He is granted broad powers, such as in the Detainee Treatment Act, when the nation’s security is threatened and is at risk and as Vice President Dick Cheney said, “the Bush administration’s effort to keep the nation safe”. The justification is to “maximize the exercise of power to protect the nation,” because in the War on Terror, the president is vested with the “authority to establish rules related to both the detention and trial of alleged enemy combatants” (Corn, 2008).
Congress is the law maker of the nation. Joint Resolution 23 or the War Powers Resolution of both Houses of Congress, gave the President “specified procedures … regarding military action of the United States … [which is the] responsible policy making that the Constitution assigns to the Congress” (Frye, 2002). The Courts are the final arbiters on questions of law, put simply the Judiciary interprets the Laws.

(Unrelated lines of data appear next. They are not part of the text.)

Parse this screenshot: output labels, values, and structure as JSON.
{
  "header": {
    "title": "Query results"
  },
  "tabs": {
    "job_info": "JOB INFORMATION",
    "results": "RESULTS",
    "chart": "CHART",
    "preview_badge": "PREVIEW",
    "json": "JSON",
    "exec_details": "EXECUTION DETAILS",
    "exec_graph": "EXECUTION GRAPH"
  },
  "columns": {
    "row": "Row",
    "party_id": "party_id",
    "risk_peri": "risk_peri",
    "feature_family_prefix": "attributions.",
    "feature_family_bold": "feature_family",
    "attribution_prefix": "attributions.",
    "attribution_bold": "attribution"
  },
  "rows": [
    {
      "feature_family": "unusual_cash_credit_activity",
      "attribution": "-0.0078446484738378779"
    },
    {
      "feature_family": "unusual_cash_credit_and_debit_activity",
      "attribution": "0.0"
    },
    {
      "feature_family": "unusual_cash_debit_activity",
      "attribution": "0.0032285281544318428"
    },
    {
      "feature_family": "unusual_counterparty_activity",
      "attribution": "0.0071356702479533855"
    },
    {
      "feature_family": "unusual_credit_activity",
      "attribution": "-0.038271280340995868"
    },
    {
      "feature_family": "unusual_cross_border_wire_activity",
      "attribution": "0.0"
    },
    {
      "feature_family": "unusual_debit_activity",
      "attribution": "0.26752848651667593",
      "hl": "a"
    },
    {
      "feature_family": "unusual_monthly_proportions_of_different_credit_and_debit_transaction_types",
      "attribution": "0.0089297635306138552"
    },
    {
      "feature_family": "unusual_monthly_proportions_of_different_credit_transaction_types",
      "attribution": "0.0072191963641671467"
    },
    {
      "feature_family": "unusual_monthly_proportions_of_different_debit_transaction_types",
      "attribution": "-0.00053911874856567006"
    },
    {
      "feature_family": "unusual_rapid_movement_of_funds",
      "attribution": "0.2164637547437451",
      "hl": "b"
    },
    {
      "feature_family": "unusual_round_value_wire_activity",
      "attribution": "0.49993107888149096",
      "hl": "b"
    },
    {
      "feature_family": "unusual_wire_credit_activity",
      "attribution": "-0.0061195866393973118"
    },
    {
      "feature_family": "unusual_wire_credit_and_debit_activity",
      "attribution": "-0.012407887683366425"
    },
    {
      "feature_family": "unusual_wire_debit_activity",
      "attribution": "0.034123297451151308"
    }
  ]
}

In the War on Terror, the Supreme Court overruled both Congress and the President when it “struck down a provision of the Detainee Treatment Act that limited the access to judicial review by detainees in Guantanamo seeking to challenge their classification as enemy combatants” and in another instance when it “struck down assertions of plenary presidential authority to establish rules related to both the detention and trial of alleged enemy combatants” (Corn, 2008).
In the War on Terror the three co-equal branches of government are carrying out their constitutional mandates, in their own independent forms to keep the country safe. References Corn, Geoffrey S. (2008, June 18). Boumediene v. Bush and the Role of the Courts in the War on Terror. Retrieved January 22, 2009 from http://www. worldpoliticsreview. com/article. aspx? id=2310 Frye, Alton. (2002, April 17). Applying the War Powers Resolution to the War on Terrorism.
Council on Foreign Relations. Retrieved January 22, 2009 from http://www. cfr. org/publication/4514/ Swarns, Rachel L. (2008, December 21). Cheney Defends Bush on President’s Role. The New York Times. Retrieved January 22, 2009 from http://www. nytimes. com/2008/12/22/us/politics/22veeps. html? Mount, Steven. (2009, January 20). Constitutional Topic: The Government. US Constitution Online. Retrieved January 22, 2009 from http://www. usconstitution. net/consttop_govt. html